Although the records contain pictures, only their text should be repeated, exactly as it stands.

─── The data

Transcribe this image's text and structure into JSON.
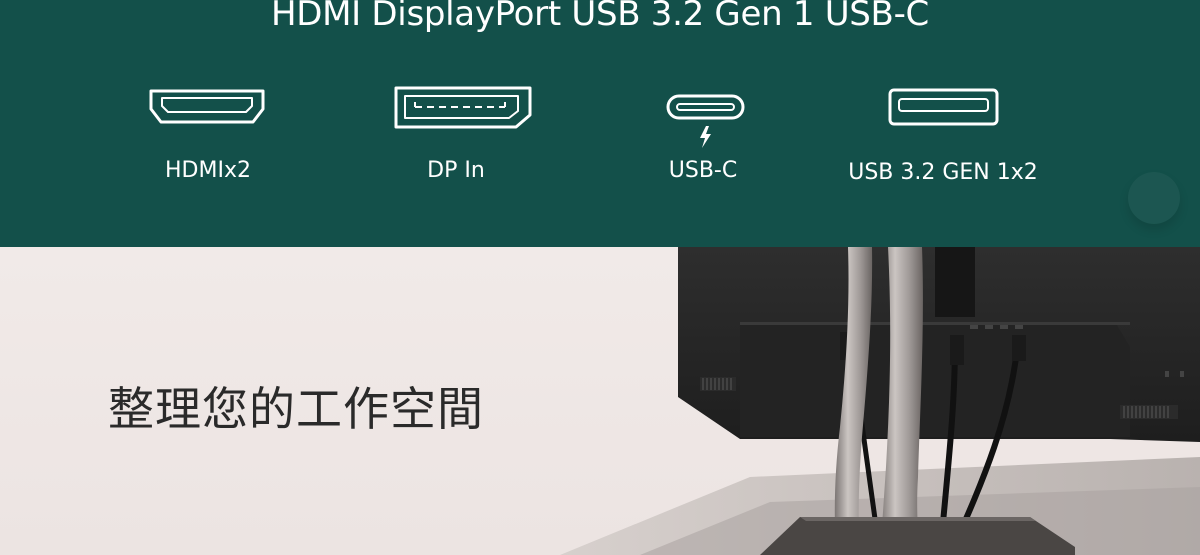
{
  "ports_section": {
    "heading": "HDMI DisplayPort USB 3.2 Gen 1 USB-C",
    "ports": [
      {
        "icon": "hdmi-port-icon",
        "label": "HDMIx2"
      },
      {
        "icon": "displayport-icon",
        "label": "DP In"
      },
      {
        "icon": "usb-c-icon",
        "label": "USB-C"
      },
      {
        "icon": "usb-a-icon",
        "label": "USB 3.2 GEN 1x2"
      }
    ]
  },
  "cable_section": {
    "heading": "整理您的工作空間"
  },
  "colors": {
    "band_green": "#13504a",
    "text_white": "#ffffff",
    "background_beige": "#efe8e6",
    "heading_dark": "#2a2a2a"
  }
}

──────

**Solution to this problem:**
Transcribe this image's text and structure into JSON.
{
  "ports_section": {
    "heading": "HDMI DisplayPort USB 3.2 Gen 1 USB-C",
    "ports": [
      {
        "icon": "hdmi-port-icon",
        "label": "HDMIx2"
      },
      {
        "icon": "displayport-icon",
        "label": "DP In"
      },
      {
        "icon": "usb-c-icon",
        "label": "USB-C"
      },
      {
        "icon": "usb-a-icon",
        "label": "USB 3.2 GEN 1x2"
      }
    ]
  },
  "cable_section": {
    "heading": "整理您的工作空間"
  },
  "colors": {
    "band_green": "#13504a",
    "text_white": "#ffffff",
    "background_beige": "#efe8e6",
    "heading_dark": "#2a2a2a"
  }
}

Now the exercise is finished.